After an extensive investigation of worldwide scope, U.S. and British authorities developed evidence that conclusively linked Libya to the 1988 terrorist bombing of Pan Am Flight 103. On 14 November 1991 both governments issued indictments for two Libyan agents, Abdel Basset Ali Al-Megrahi and Lamen Khalifa Fhimah, charged with carrying out the bombing. In addition, French authorities issued warrants for four Libyan agents in connection with the 1989 bombing of UTA Flight 772 that killed 171 people, including seven Americans.
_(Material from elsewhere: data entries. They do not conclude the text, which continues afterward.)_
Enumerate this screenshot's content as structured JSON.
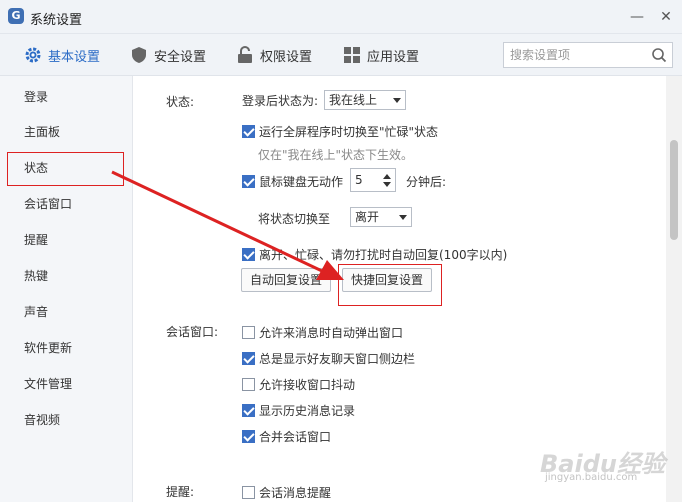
{
  "window": {
    "title": "系统设置",
    "logo_letter": "G"
  },
  "top_nav": {
    "tabs": [
      {
        "label": "基本设置",
        "icon": "gear-icon",
        "active": true
      },
      {
        "label": "安全设置",
        "icon": "shield-icon",
        "active": false
      },
      {
        "label": "权限设置",
        "icon": "lock-icon",
        "active": false
      },
      {
        "label": "应用设置",
        "icon": "apps-icon",
        "active": false
      }
    ],
    "search_placeholder": "搜索设置项"
  },
  "sidebar": {
    "items": [
      "登录",
      "主面板",
      "状态",
      "会话窗口",
      "提醒",
      "热键",
      "声音",
      "软件更新",
      "文件管理",
      "音视频"
    ],
    "selected": "状态"
  },
  "status_section": {
    "label": "状态:",
    "login_status_label": "登录后状态为:",
    "login_status_value": "我在线上",
    "fullscreen_busy": {
      "label": "运行全屏程序时切换至\"忙碌\"状态",
      "checked": true
    },
    "fullscreen_hint": "仅在\"我在线上\"状态下生效。",
    "idle": {
      "label": "鼠标键盘无动作",
      "checked": true,
      "minutes": "5",
      "unit": "分钟后:"
    },
    "switch_to_label": "将状态切换至",
    "switch_to_value": "离开",
    "auto_reply": {
      "label": "离开、忙碌、请勿打扰时自动回复(100字以内)",
      "checked": true
    },
    "auto_reply_button": "自动回复设置",
    "quick_reply_button": "快捷回复设置"
  },
  "session_section": {
    "label": "会话窗口:",
    "options": [
      {
        "label": "允许来消息时自动弹出窗口",
        "checked": false
      },
      {
        "label": "总是显示好友聊天窗口侧边栏",
        "checked": true
      },
      {
        "label": "允许接收窗口抖动",
        "checked": false
      },
      {
        "label": "显示历史消息记录",
        "checked": true
      },
      {
        "label": "合并会话窗口",
        "checked": true
      }
    ]
  },
  "reminder_section": {
    "label": "提醒:",
    "options": [
      {
        "label": "会话消息提醒",
        "checked": false
      }
    ]
  },
  "watermark": {
    "brand": "Baidu经验",
    "url": "jingyan.baidu.com"
  },
  "colors": {
    "accent": "#2c6cc6",
    "highlight_red": "#dd2222",
    "checkbox_blue": "#3a6fc4"
  }
}
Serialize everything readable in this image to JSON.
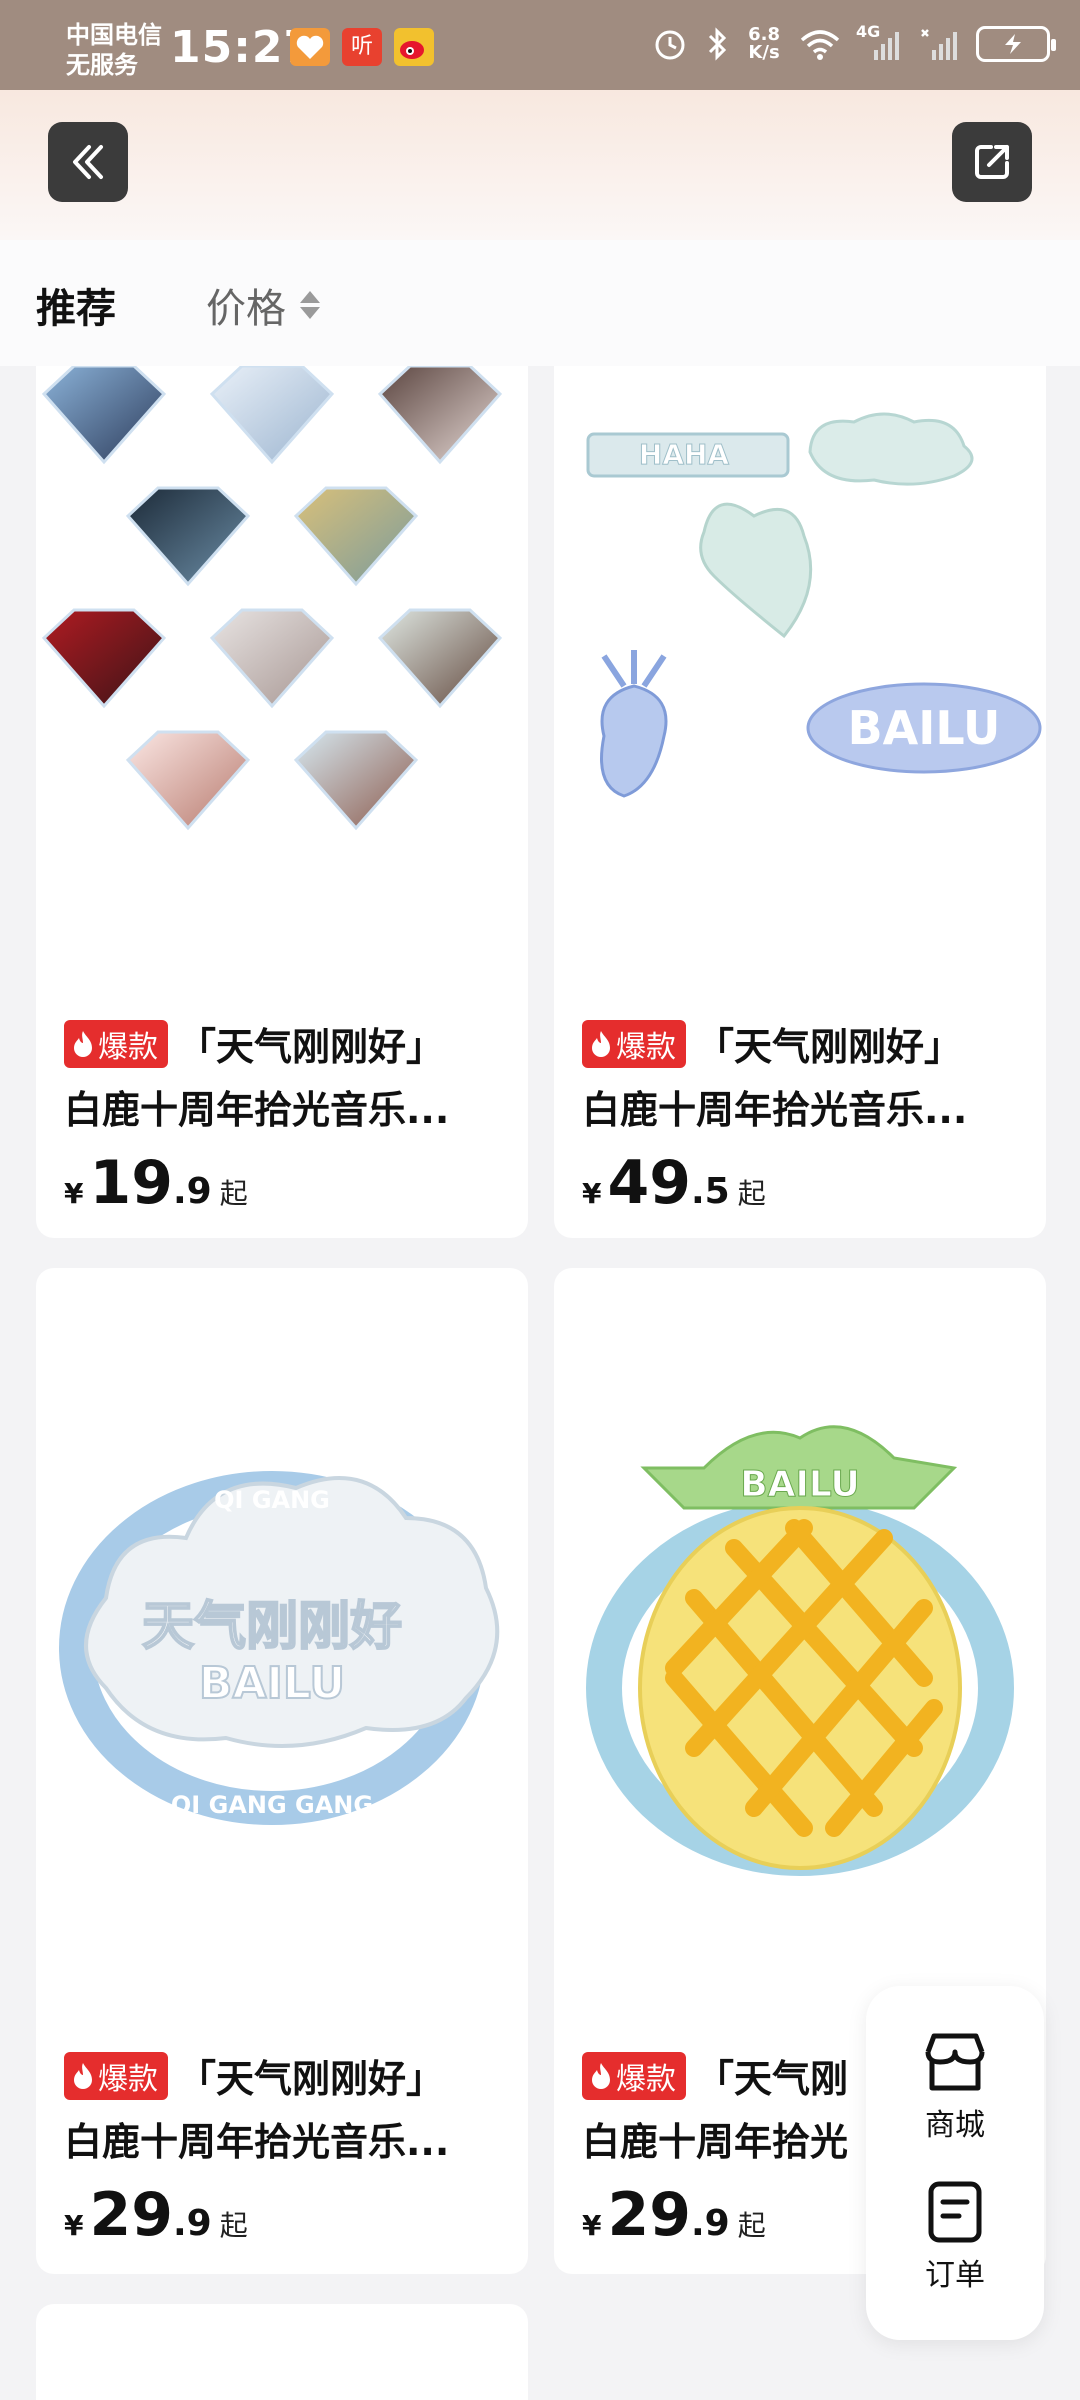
{
  "status_bar": {
    "carrier_line1": "中国电信",
    "carrier_line2": "无服务",
    "time": "15:27",
    "net_speed_value": "6.8",
    "net_speed_unit": "K/s",
    "signal_label": "4G",
    "apps": [
      "heart-app-icon",
      "ting-app-icon",
      "weibo-app-icon"
    ],
    "app_ting_label": "听"
  },
  "header": {
    "back_icon": "double-chevron-left-icon",
    "share_icon": "share-icon"
  },
  "tabs": {
    "recommend_label": "推荐",
    "price_label": "价格"
  },
  "products": [
    {
      "badge": "爆款",
      "title_line1": "「天气刚刚好」",
      "title_line2": "白鹿十周年拾光音乐...",
      "currency": "¥",
      "price_int": "19",
      "price_dec": ".9",
      "price_suffix": "起",
      "image_desc": "diamond-photo-badges"
    },
    {
      "badge": "爆款",
      "title_line1": "「天气刚刚好」",
      "title_line2": "白鹿十周年拾光音乐...",
      "currency": "¥",
      "price_int": "49",
      "price_dec": ".5",
      "price_suffix": "起",
      "image_desc": "acrylic-stickers",
      "sticker_text_haha": "HAHA",
      "sticker_text_bailu": "BAILU"
    },
    {
      "badge": "爆款",
      "title_line1": "「天气刚刚好」",
      "title_line2": "白鹿十周年拾光音乐...",
      "currency": "¥",
      "price_int": "29",
      "price_dec": ".9",
      "price_suffix": "起",
      "image_desc": "cloud-acrylic",
      "image_text_main": "天气刚刚好",
      "image_text_sub": "BAILU",
      "image_ring_top": "QI GANG",
      "image_ring_bottom": "QI GANG GANG"
    },
    {
      "badge": "爆款",
      "title_line1": "「天气刚",
      "title_line2": "白鹿十周年拾光",
      "currency": "¥",
      "price_int": "29",
      "price_dec": ".9",
      "price_suffix": "起",
      "image_desc": "pineapple-acrylic",
      "image_text": "BAILU"
    }
  ],
  "float_panel": {
    "mall_label": "商城",
    "orders_label": "订单"
  },
  "colors": {
    "status_bar": "#a08c80",
    "badge_red": "#e52d2d",
    "header_gradient_top": "#f8e8df"
  }
}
Nine long-held Western hostages were freed from captivity in Lebanon last year, including six Americans, and the remains of William F. Buckley and Col. William R. Higgins were recovered and returned to the United States. The hostages, including the two who died while in captivity, had been held by elements of the Iranian-supported terrorist group Hizballah, which receives substantial amounts of financing, training, and political direction from Tehran. The release of the hostages was achieved largely through the efforts of U.N. Secretary General Javier Perez de Cuellar and his special envoy Giandomenico Picco. The releases apparently reflected a belief held by both the Government of Iran and the hostage holders themselves that the continued detention of the hostages served no purpose. The United States made no concessions to gain the hostages' release.
At year's end, two German hostages, Thomas Kemptner and Heinrich Struebig, remained captive in Lebanon. We continue to call for the immediate, safe, and unconditional release of all persons held outside the legal system in the region as well as an accounting of all those who may have died while in captivity.
During 1991 Iran continued to build closer ties to Palestinian terrorist groups and Islamic militant organizations. Iran has used conferences like "Intifadah and the Islamic World" -- held in Iran during the period 19-22 October -- to maintain contact with numerous terrorist groups. Subsequent to this conference, some such groups issued threats to participants in the Middle East peace talks.
Iran also continued its practice of assassinating dissidents; Iranian agents are the prime suspects in the murder of former Prime Minister Shapour Bakhtiar in Paris last August, and the French government has issued an international arrest warrant for an Iranian official suspected of supporting the operation.
Seven Americans died during 1991 in terrorist attacks: -- On 2 January in El Salvador, the Farabundo Marti National Liberation Front (FMLN) downed a U.S. helicopter carrying three U.S. military advisers who were en route to Honduras. Two of them, Lt. Col. David Pickett and crew chief PFC Earnest Dawson, were brutally executed after surviving the crash. The third, CWO Daniel Scott, died of injuries suffered in the shootdown. (The incident is considered terrorism because the three advisers provided administrative/logistic support from Honduras to U.S. military personnel assigned to El Salvador and were thus noncombatants.)
-- The Turkish terrorist group Devrimci Sol (Revolutionary Left or Dev Sol) murdered two Americans last year. On 7 February in Adana, Bobbie Eugene Mozelle, an American contract employee of the Department of Defense, was shot as he left his apartment on the way to his car. On 22 March in Istanbul, another American contract employee of the Department of Defense, John Gandy, was murdered when three gunmen entered his office, separated him from the other employees, and shot him in the head.
-- On 12 March in Glyfada, Greece, U.S. Air Force Sgt. Ronald Odell Stewart was killed by a bomb explosion outside his residence. The Greek terrorist group 17 November was responsible.